Prof. BERRY: It is not going to pass. It doesn't have the chance of a snowball in hell. And also the point should be made there's a lawsuit in California right now from out-of-state American students suing because the University of California admits undocumented students with in-state tuition. And they're complaining, `Why should people who are undocumented pay in-state when we're paying out-of-state?' And there are lawsuits that are being developed in other states that have this. So the bill isn't going to pass and the problem in the current environment that we have will not, but it ought to. There--something ought to be done because these people are here, they're going to be here, they have potential, we're not going to stop them from coming, and it's in the national interest to educate them.

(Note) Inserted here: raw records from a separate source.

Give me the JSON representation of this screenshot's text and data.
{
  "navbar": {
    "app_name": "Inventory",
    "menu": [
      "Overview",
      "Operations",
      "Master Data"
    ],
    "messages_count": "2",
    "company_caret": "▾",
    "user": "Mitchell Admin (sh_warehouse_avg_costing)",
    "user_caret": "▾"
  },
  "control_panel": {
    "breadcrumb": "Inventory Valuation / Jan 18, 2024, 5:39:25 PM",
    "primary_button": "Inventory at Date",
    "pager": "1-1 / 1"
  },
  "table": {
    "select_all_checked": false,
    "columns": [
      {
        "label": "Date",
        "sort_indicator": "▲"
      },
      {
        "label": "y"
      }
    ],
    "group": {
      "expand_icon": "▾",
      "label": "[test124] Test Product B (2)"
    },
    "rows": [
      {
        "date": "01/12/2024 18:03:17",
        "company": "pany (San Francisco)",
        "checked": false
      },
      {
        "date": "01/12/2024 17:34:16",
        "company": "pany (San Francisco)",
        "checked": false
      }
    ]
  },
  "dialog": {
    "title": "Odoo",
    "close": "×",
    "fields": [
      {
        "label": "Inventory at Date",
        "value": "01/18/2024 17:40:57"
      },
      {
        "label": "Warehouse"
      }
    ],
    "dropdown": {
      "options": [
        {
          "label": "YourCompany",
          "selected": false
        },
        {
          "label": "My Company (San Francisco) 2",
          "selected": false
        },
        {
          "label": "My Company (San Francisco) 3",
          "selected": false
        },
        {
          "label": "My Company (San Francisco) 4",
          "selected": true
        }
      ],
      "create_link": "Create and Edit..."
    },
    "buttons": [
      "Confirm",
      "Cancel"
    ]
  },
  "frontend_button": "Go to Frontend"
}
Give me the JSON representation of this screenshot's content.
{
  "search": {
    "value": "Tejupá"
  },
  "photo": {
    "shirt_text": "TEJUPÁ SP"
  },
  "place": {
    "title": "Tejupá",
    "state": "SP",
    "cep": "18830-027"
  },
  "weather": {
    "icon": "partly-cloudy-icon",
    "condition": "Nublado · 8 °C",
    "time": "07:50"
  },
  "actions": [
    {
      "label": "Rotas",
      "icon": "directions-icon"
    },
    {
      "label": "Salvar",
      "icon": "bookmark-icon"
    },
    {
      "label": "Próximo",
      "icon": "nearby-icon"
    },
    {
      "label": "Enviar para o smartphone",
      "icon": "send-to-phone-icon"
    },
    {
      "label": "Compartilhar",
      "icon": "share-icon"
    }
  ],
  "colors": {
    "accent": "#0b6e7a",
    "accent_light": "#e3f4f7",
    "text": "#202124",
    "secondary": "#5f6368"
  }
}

Prof. SUAREZ-OROZCO: I agree. And furthermore, really these children are not going anywhere. These children, these youths who come to the United States often not really knowing that they don't have the papers to be in our country, these children are going to grow up to be citizens of the United States one way or another, let's face it. They're not going anywhere. They're not going back to Mexico, they're not going back to El Salvador, they're not going back to Jamaica, they're not going back to Nigeria. This is really the human face of a failed migration policy. We have hundreds of thousands of undocumented alien children and youth in our schools today and many of these children are facing very dim prospects as they make the move to college or to the labor market.
CHIDEYA: Roland, very briefly, what about Mary Frances' point that, you know, black students will say, `What about me?'
Mr. MARTIN: Well, I'm not even looking at it from a perspective of what black students will say. This is indeed what happens. This--I mean, the children are having to deal with the sins of the parents. And that is that illegal immigration. I don't think it's going to pass. I mean, you're not going to find huge supporters of illegal immigration in the United States Congress. But again, this is what happens when you have illegal immigration. And so this is the back end. If you don't address the front end, this is the story that we're going to be telling 10, 20, 30, 40 years from now.
CHIDEYA: All right. In Chicago we have had Roland Martin, executive editor of the Chicago Defender; in New Orleans, Louisiana, Mary Frances Berry, professor of history at the University of Pennsylvania; and Marcelo Suarez-Orozco, co-director, immigration studies at New York University in East Hampton, New York.
Thank you all so much.
Mr. MARTIN: Thanks, Farai.
Prof. BERRY: Thank you.
Prof. SUAREZ-OROZCO: Thank you.
CHIDEYA: You're listening to NEWS & NOTES from NPR News.